Located outside of Persson Hall, ten outdoor reading stations have created a “Story Walk” that tells “The Legend of How the Bear Lost His Tail,” a new Oneida language-learning children’s book based on a Haudenosaunee legend that has been passed down for generations. The story walk is the result of a partnership between the Oneida Indian Nation, Colgate University’s Teacher Education Program, the Longyear Museum of Anthropology and the Picker Art Gallery.

According to Meg Gardner, director of the Teacher Education Program, the Story Walk was set up in multiple locations across Madison County before coming to campus, including Brookfield Central School, the Utica Zoo and the Shako:wi Cultural Center.

Colgate University acquired publication rites from the Oneida Indian Nation to depict the legend through the Story Walk, which aims to highlight literature from the Oneida Nation and feature its language, Onyota’a:ká.

First-year Sylvia Guo commented on the colorful images that accompany the story. 

“The illustrated pictures in these boards are so appealing that it makes people want to stop and read it carefully,” said Guo. “The little heads of the bear and fox definitely make it funnier and clearer to read.”

Readers can also listen to the story — which is meant to be enjoyed by different ages and literacy levels — read aloud in either English or Oneida on YouTube.

First-year Zainab Bashir said she enjoyed reading the story. 

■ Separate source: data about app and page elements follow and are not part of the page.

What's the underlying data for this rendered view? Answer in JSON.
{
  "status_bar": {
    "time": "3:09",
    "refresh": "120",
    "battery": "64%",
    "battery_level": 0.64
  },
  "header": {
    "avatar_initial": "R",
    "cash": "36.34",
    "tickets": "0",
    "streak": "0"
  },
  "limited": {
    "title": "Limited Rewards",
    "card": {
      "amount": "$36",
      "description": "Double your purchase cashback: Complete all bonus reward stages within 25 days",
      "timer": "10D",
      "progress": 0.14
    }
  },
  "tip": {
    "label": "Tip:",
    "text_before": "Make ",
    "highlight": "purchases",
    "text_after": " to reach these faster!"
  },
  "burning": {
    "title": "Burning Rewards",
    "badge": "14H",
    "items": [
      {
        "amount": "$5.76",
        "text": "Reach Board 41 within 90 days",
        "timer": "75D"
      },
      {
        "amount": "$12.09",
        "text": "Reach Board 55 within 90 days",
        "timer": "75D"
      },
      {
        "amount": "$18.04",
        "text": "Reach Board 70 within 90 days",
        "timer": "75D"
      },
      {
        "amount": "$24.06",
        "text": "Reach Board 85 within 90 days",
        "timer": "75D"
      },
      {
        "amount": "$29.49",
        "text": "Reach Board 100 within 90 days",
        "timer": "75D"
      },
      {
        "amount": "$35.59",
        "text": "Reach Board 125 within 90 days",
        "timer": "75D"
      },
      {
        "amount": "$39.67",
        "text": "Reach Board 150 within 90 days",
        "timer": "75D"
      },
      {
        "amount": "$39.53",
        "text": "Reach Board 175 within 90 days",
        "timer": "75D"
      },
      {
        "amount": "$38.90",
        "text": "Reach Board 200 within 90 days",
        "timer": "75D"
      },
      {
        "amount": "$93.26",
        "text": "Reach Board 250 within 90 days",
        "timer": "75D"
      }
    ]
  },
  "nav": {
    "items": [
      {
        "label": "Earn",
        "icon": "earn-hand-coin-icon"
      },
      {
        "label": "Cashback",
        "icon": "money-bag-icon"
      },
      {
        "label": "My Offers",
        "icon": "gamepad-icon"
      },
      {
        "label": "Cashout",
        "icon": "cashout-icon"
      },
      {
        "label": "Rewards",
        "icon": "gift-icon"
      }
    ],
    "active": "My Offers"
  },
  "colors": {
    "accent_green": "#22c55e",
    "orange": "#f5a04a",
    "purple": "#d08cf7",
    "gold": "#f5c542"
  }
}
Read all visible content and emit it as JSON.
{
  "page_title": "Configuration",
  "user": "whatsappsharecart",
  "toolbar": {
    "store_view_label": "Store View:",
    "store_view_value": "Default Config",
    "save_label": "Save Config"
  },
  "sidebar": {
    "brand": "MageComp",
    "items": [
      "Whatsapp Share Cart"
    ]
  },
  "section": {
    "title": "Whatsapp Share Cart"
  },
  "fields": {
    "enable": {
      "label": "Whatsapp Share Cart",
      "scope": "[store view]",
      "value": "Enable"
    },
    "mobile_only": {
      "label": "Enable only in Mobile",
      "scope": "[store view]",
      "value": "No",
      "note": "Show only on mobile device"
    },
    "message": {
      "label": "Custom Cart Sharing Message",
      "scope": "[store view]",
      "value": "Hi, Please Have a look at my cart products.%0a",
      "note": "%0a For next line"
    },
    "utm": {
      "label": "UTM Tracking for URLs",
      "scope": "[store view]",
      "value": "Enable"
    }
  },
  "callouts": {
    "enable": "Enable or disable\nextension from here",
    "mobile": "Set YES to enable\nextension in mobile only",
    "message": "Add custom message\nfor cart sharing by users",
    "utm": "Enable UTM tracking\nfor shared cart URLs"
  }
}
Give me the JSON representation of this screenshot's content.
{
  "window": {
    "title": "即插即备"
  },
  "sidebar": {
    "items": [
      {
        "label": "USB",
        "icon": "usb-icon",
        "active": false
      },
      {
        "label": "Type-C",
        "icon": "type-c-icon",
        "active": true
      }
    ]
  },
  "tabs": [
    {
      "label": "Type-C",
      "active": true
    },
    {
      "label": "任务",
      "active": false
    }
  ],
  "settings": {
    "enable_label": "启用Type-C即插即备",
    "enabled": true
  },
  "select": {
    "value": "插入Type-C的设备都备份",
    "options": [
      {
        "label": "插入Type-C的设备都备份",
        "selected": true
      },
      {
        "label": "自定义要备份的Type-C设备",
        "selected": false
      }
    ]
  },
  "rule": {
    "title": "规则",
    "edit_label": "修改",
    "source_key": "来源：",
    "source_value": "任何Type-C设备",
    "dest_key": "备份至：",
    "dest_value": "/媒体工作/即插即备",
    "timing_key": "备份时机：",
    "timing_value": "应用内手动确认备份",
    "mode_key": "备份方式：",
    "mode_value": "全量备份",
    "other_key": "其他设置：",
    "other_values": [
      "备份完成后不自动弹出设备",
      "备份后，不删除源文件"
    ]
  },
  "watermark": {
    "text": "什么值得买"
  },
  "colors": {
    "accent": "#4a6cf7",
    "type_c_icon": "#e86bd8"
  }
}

“Not only is the story engaging and interesting, but the colorful illustrations add to its allure,” Bashir said. 

The series of books that contains “The Legend of How the Bear Lost His Tail” is contained was produced in collaboration with the Madison-Oneida Board of Cooperative Educational Services (BOCES), which together have sought to create opportunities for continued learning available to the community at large, according to Colgate University.

The Story Walk aids in providing an accumulation of cultural knowledge for grade-school students and college students alike. Colgate students have been given the opportunity to immerse themselves in something that may be unfamiliar to them, and to appreciate the history of the area more deeply than before.